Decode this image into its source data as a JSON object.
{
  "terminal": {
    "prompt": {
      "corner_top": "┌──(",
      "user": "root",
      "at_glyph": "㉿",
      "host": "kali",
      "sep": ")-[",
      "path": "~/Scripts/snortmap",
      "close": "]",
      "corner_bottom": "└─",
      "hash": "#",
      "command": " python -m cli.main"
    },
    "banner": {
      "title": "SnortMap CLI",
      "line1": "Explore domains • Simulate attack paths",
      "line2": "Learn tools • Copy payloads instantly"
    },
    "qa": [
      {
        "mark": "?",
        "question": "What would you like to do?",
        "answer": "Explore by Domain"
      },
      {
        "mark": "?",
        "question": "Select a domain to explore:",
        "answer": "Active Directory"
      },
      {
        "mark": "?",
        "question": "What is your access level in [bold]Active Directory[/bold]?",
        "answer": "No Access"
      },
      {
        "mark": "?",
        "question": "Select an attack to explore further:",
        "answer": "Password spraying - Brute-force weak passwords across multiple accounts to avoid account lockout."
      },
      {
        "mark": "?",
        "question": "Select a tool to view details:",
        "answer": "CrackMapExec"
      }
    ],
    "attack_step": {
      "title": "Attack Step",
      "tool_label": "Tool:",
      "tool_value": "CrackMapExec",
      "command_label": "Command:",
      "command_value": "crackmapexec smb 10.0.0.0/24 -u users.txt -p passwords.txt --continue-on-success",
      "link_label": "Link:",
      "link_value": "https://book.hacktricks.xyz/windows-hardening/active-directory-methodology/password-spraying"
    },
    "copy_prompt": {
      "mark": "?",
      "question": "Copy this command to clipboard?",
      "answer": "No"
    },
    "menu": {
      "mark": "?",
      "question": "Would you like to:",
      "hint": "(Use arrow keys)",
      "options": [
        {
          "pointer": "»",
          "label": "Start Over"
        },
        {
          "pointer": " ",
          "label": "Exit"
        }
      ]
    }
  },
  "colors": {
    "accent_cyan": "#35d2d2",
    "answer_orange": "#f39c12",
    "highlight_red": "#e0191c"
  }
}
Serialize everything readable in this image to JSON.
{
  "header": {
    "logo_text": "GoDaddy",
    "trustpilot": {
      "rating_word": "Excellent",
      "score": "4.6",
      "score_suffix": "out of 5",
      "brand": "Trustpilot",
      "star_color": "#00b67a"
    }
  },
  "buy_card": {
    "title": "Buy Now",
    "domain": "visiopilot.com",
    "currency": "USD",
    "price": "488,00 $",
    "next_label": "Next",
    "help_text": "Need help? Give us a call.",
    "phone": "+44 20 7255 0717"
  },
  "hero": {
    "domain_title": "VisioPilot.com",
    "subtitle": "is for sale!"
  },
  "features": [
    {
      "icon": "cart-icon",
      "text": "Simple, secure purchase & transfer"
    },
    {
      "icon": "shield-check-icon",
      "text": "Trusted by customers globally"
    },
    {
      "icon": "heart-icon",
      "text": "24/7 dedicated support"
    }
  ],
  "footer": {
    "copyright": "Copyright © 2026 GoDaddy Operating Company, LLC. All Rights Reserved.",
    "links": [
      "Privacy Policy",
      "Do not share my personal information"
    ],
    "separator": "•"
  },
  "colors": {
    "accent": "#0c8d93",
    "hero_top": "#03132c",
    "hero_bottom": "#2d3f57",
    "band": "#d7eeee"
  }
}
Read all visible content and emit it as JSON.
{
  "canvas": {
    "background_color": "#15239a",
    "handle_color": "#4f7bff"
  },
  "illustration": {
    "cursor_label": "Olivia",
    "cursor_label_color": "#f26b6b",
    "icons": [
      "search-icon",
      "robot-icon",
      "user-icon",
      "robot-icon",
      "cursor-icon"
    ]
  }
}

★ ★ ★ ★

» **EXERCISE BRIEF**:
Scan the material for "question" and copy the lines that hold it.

» **OUTPUT BELOW**:
        "question": "What would you like to do?",
        "question": "Select a domain to explore:",
        "question": "What is your access level in [bold]Active Directory[/bold]?",
        "question": "Select an attack to explore further:",
        "question": "Select a tool to view details:",
      "question": "Copy this command to clipboard?",
      "question": "Would you like to:",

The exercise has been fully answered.